A group representing family and friends of residents at Michener Services say the facility is safe despite reports of abuse at group homes and government-run facilities for people with developmental disabilities.
Abuse is defined under the province’s Protection of Persons in Care Act as an act or omission causing serious bodily harm.
“We’re very satisfied with how individuals residing at Michener have been cared for and if there is a situation, we feel there are means of communication to discuss and deal with it,” said Bill Lough, president of Society of Parents and Friends of Michener Services, on Friday.
“(Michener) is a safe facility. It does help people with severe disabilities, but in my personal experience through my brother, I’ve seen nothing but care and consideration for the individuals that reside there.”
Lough’s brother was a resident at Michener for over 20 years.

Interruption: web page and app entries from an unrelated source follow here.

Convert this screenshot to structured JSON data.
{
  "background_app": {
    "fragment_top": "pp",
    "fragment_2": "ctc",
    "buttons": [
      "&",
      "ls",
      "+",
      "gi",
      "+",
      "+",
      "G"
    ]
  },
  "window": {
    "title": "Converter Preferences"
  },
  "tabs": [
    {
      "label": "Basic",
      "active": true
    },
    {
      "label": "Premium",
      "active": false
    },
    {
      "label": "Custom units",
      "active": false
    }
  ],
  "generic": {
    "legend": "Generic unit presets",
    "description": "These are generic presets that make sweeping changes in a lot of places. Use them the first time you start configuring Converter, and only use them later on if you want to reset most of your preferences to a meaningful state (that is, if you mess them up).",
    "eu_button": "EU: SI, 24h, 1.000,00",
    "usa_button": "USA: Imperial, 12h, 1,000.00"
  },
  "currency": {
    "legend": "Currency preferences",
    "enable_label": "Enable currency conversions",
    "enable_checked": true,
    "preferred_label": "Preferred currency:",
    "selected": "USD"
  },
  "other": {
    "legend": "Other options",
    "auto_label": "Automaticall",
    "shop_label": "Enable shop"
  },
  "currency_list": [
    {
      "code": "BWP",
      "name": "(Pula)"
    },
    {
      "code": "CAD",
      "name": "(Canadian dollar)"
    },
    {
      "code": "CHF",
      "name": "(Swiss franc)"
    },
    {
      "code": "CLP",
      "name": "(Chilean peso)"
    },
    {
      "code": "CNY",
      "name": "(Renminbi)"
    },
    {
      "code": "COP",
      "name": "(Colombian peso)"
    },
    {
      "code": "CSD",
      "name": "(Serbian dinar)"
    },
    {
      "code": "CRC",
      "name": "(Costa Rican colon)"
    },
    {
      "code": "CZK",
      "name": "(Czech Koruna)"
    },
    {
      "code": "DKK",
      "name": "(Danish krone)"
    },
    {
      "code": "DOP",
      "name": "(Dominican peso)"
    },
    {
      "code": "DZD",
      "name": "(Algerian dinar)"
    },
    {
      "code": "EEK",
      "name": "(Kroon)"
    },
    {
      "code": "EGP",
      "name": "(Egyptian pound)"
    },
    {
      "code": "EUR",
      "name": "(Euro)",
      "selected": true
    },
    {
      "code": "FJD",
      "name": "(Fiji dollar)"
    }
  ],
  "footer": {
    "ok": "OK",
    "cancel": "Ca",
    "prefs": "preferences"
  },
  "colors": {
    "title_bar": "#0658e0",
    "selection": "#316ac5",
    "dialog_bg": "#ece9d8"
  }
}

He died two years ago at age 57.
Michener Services is a provincially operated residential facility in Red Deer with 230 residents and 700 full- and part-time staff.
Records from Alberta Health obtained by The Canadian Press under access to information legislation revealed 39 incidents of abuse of people with intellectual disabilities for the period between July 1, 2010 and May 1, 2012.
Records include 21 cases of staff abusing people in their care, like shouting and hitting. In two instances, residents later died. Eighteen cases involved residents abusing other residents.
Records describe staff shortages and a need for training.
Michener Centre had eight cases of residents abusing other residents, with several physical attacks, and two cases of staff abusing residents.
Stephen Golub, acting CEO of PDD (Persons with Developmental Disabilities) Central Region Community Board, said it’s important to remember where many of the reports of abuse come from — staff.
“A lot of the staff are very compassionate and work hard to provide support. And we know there are staff who are very diligent in reporting situations where they feel another staff has maybe not acted entirely appropriately,” Golub said.
The PDD board is responsible for services at Michener, funds other agencies, and provides training to staff.
One of the deaths in Alberta involved a person with “profound developmental disabilities” who fell down steps leading to a basement after a door was left unlocked at a Parkland Community Living and Supports facility in Red Deer on Nov. 4, 2010. Richard David Jacknife, 47, died seven days later in hospital.
The investigator concluded two home workers were aware the basement door was to be locked but didn’t check it.
That incident will be the subject of an upcoming public fatality inquiry. A date for the inquiry has not yet be set.
“When that inquiry happens there is usually some recommendations or ideas that come out and we certainly would be reviewing those very carefully to see if there is anything we can do to make improvements,” Golub said.